Source records
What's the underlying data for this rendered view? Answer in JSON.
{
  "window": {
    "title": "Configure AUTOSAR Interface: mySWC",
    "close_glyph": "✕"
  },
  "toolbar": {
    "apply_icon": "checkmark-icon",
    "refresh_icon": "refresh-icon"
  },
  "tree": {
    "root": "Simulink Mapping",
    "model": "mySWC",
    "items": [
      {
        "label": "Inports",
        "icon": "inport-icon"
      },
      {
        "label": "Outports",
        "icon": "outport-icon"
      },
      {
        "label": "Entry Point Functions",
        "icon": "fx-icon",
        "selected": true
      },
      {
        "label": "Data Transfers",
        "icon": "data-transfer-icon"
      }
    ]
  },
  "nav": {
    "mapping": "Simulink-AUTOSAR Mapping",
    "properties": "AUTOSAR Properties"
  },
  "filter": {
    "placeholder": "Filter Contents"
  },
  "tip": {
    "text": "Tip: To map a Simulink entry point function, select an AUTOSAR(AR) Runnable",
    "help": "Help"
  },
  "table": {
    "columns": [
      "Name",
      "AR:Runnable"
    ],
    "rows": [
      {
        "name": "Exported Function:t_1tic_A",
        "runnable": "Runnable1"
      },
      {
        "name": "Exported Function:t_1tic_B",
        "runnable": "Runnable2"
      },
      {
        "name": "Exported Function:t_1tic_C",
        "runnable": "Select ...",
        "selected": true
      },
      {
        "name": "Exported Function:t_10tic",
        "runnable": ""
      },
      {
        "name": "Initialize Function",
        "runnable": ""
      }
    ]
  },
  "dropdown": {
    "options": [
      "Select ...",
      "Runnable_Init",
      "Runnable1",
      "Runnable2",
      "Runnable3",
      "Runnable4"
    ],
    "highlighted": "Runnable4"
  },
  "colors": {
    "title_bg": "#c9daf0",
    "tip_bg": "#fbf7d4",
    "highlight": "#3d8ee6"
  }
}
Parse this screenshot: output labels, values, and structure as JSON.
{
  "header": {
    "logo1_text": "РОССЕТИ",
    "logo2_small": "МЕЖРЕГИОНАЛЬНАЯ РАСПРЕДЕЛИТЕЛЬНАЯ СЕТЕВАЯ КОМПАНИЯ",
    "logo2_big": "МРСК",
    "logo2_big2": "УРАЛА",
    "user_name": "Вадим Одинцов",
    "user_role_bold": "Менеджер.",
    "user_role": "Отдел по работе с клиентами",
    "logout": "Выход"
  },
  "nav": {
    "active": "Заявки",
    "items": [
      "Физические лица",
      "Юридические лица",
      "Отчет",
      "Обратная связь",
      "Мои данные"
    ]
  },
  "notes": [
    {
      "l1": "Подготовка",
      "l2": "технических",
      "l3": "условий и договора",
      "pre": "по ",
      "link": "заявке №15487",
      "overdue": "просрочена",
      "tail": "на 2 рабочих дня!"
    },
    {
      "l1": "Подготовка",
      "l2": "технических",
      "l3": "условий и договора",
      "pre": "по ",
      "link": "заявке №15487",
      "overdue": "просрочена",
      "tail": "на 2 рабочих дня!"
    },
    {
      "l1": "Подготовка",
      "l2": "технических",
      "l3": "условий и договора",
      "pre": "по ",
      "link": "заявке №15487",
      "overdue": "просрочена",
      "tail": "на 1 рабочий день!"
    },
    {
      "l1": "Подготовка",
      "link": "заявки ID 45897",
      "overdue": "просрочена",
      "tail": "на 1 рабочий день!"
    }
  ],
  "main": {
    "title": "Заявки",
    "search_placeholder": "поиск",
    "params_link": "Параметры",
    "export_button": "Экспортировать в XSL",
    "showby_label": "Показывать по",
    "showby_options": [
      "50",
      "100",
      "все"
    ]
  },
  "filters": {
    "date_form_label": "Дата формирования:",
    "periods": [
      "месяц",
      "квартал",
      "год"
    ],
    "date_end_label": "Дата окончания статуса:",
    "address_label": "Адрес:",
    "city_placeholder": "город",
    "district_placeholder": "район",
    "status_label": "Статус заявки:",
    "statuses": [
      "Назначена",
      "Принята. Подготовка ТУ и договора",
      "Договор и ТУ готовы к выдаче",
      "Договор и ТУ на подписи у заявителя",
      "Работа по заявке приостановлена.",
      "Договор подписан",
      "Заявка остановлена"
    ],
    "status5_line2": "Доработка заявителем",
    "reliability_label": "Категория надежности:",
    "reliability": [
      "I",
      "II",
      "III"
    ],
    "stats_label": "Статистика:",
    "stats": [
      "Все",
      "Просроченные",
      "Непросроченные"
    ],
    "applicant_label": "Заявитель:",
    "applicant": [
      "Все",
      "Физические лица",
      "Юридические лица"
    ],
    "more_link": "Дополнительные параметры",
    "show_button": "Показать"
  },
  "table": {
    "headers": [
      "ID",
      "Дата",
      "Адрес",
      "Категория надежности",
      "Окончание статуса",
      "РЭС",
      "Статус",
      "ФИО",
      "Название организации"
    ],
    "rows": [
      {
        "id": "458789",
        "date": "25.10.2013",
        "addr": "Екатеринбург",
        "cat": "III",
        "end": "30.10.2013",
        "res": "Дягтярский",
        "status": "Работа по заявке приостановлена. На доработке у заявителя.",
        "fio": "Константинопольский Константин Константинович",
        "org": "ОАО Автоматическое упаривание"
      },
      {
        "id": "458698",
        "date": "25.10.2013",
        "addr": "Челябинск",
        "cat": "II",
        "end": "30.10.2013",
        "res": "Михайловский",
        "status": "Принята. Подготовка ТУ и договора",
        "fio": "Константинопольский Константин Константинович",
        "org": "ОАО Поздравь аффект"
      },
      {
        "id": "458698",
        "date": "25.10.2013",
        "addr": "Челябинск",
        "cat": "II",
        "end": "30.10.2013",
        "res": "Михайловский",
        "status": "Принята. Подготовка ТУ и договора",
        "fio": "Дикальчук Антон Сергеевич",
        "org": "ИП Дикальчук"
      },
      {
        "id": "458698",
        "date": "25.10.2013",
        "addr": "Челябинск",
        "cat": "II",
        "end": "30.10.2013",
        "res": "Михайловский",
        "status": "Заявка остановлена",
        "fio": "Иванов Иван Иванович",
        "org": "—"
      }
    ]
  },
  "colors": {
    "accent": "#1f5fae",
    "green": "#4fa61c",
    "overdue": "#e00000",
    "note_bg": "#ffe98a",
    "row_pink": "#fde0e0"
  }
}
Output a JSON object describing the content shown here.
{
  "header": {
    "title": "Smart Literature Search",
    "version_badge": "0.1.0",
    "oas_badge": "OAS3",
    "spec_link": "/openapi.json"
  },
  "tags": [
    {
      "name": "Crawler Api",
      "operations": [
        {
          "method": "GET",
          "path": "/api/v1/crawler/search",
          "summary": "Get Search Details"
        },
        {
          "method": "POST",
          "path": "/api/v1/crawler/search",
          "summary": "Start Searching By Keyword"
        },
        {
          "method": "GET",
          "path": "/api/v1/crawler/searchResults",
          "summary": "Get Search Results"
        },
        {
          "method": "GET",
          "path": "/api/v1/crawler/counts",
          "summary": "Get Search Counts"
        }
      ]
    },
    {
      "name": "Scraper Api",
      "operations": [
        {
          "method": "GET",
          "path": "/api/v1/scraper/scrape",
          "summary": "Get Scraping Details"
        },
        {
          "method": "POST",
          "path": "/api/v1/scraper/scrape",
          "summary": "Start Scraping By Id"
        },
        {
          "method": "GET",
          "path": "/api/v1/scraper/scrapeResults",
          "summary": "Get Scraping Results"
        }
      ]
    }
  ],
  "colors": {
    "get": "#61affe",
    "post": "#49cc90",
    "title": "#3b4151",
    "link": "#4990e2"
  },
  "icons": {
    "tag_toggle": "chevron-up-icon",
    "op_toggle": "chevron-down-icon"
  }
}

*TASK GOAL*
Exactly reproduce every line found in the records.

*SOLUTION*
What's the underlying data for this rendered view? Answer in JSON.
{
  "window": {
    "title": "Configure AUTOSAR Interface: mySWC",
    "close_glyph": "✕"
  },
  "toolbar": {
    "apply_icon": "checkmark-icon",
    "refresh_icon": "refresh-icon"
  },
  "tree": {
    "root": "Simulink Mapping",
    "model": "mySWC",
    "items": [
      {
        "label": "Inports",
        "icon": "inport-icon"
      },
      {
        "label": "Outports",
        "icon": "outport-icon"
      },
      {
        "label": "Entry Point Functions",
        "icon": "fx-icon",
        "selected": true
      },
      {
        "label": "Data Transfers",
        "icon": "data-transfer-icon"
      }
    ]
  },
  "nav": {
    "mapping": "Simulink-AUTOSAR Mapping",
    "properties": "AUTOSAR Properties"
  },
  "filter": {
    "placeholder": "Filter Contents"
  },
  "tip": {
    "text": "Tip: To map a Simulink entry point function, select an AUTOSAR(AR) Runnable",
    "help": "Help"
  },
  "table": {
    "columns": [
      "Name",
      "AR:Runnable"
    ],
    "rows": [
      {
        "name": "Exported Function:t_1tic_A",
        "runnable": "Runnable1"
      },
      {
        "name": "Exported Function:t_1tic_B",
        "runnable": "Runnable2"
      },
      {
        "name": "Exported Function:t_1tic_C",
        "runnable": "Select ...",
        "selected": true
      },
      {
        "name": "Exported Function:t_10tic",
        "runnable": ""
      },
      {
        "name": "Initialize Function",
        "runnable": ""
      }
    ]
  },
  "dropdown": {
    "options": [
      "Select ...",
      "Runnable_Init",
      "Runnable1",
      "Runnable2",
      "Runnable3",
      "Runnable4"
    ],
    "highlighted": "Runnable4"
  },
  "colors": {
    "title_bg": "#c9daf0",
    "tip_bg": "#fbf7d4",
    "highlight": "#3d8ee6"
  }
}
Parse this screenshot: output labels, values, and structure as JSON.
{
  "header": {
    "logo1_text": "РОССЕТИ",
    "logo2_small": "МЕЖРЕГИОНАЛЬНАЯ РАСПРЕДЕЛИТЕЛЬНАЯ СЕТЕВАЯ КОМПАНИЯ",
    "logo2_big": "МРСК",
    "logo2_big2": "УРАЛА",
    "user_name": "Вадим Одинцов",
    "user_role_bold": "Менеджер.",
    "user_role": "Отдел по работе с клиентами",
    "logout": "Выход"
  },
  "nav": {
    "active": "Заявки",
    "items": [
      "Физические лица",
      "Юридические лица",
      "Отчет",
      "Обратная связь",
      "Мои данные"
    ]
  },
  "notes": [
    {
      "l1": "Подготовка",
      "l2": "технических",
      "l3": "условий и договора",
      "pre": "по ",
      "link": "заявке №15487",
      "overdue": "просрочена",
      "tail": "на 2 рабочих дня!"
    },
    {
      "l1": "Подготовка",
      "l2": "технических",
      "l3": "условий и договора",
      "pre": "по ",
      "link": "заявке №15487",
      "overdue": "просрочена",
      "tail": "на 2 рабочих дня!"
    },
    {
      "l1": "Подготовка",
      "l2": "технических",
      "l3": "условий и договора",
      "pre": "по ",
      "link": "заявке №15487",
      "overdue": "просрочена",
      "tail": "на 1 рабочий день!"
    },
    {
      "l1": "Подготовка",
      "link": "заявки ID 45897",
      "overdue": "просрочена",
      "tail": "на 1 рабочий день!"
    }
  ],
  "main": {
    "title": "Заявки",
    "search_placeholder": "поиск",
    "params_link": "Параметры",
    "export_button": "Экспортировать в XSL",
    "showby_label": "Показывать по",
    "showby_options": [
      "50",
      "100",
      "все"
    ]
  },
  "filters": {
    "date_form_label": "Дата формирования:",
    "periods": [
      "месяц",
      "квартал",
      "год"
    ],
    "date_end_label": "Дата окончания статуса:",
    "address_label": "Адрес:",
    "city_placeholder": "город",
    "district_placeholder": "район",
    "status_label": "Статус заявки:",
    "statuses": [
      "Назначена",
      "Принята. Подготовка ТУ и договора",
      "Договор и ТУ готовы к выдаче",
      "Договор и ТУ на подписи у заявителя",
      "Работа по заявке приостановлена.",
      "Договор подписан",
      "Заявка остановлена"
    ],
    "status5_line2": "Доработка заявителем",
    "reliability_label": "Категория надежности:",
    "reliability": [
      "I",
      "II",
      "III"
    ],
    "stats_label": "Статистика:",
    "stats": [
      "Все",
      "Просроченные",
      "Непросроченные"
    ],
    "applicant_label": "Заявитель:",
    "applicant": [
      "Все",
      "Физические лица",
      "Юридические лица"
    ],
    "more_link": "Дополнительные параметры",
    "show_button": "Показать"
  },
  "table": {
    "headers": [
      "ID",
      "Дата",
      "Адрес",
      "Категория надежности",
      "Окончание статуса",
      "РЭС",
      "Статус",
      "ФИО",
      "Название организации"
    ],
    "rows": [
      {
        "id": "458789",
        "date": "25.10.2013",
        "addr": "Екатеринбург",
        "cat": "III",
        "end": "30.10.2013",
        "res": "Дягтярский",
        "status": "Работа по заявке приостановлена. На доработке у заявителя.",
        "fio": "Константинопольский Константин Константинович",
        "org": "ОАО Автоматическое упаривание"
      },
      {
        "id": "458698",
        "date": "25.10.2013",
        "addr": "Челябинск",
        "cat": "II",
        "end": "30.10.2013",
        "res": "Михайловский",
        "status": "Принята. Подготовка ТУ и договора",
        "fio": "Константинопольский Константин Константинович",
        "org": "ОАО Поздравь аффект"
      },
      {
        "id": "458698",
        "date": "25.10.2013",
        "addr": "Челябинск",
        "cat": "II",
        "end": "30.10.2013",
        "res": "Михайловский",
        "status": "Принята. Подготовка ТУ и договора",
        "fio": "Дикальчук Антон Сергеевич",
        "org": "ИП Дикальчук"
      },
      {
        "id": "458698",
        "date": "25.10.2013",
        "addr": "Челябинск",
        "cat": "II",
        "end": "30.10.2013",
        "res": "Михайловский",
        "status": "Заявка остановлена",
        "fio": "Иванов Иван Иванович",
        "org": "—"
      }
    ]
  },
  "colors": {
    "accent": "#1f5fae",
    "green": "#4fa61c",
    "overdue": "#e00000",
    "note_bg": "#ffe98a",
    "row_pink": "#fde0e0"
  }
}
Output a JSON object describing the content shown here.
{
  "header": {
    "title": "Smart Literature Search",
    "version_badge": "0.1.0",
    "oas_badge": "OAS3",
    "spec_link": "/openapi.json"
  },
  "tags": [
    {
      "name": "Crawler Api",
      "operations": [
        {
          "method": "GET",
          "path": "/api/v1/crawler/search",
          "summary": "Get Search Details"
        },
        {
          "method": "POST",
          "path": "/api/v1/crawler/search",
          "summary": "Start Searching By Keyword"
        },
        {
          "method": "GET",
          "path": "/api/v1/crawler/searchResults",
          "summary": "Get Search Results"
        },
        {
          "method": "GET",
          "path": "/api/v1/crawler/counts",
          "summary": "Get Search Counts"
        }
      ]
    },
    {
      "name": "Scraper Api",
      "operations": [
        {
          "method": "GET",
          "path": "/api/v1/scraper/scrape",
          "summary": "Get Scraping Details"
        },
        {
          "method": "POST",
          "path": "/api/v1/scraper/scrape",
          "summary": "Start Scraping By Id"
        },
        {
          "method": "GET",
          "path": "/api/v1/scraper/scrapeResults",
          "summary": "Get Scraping Results"
        }
      ]
    }
  ],
  "colors": {
    "get": "#61affe",
    "post": "#49cc90",
    "title": "#3b4151",
    "link": "#4990e2"
  },
  "icons": {
    "tag_toggle": "chevron-up-icon",
    "op_toggle": "chevron-down-icon"
  }
}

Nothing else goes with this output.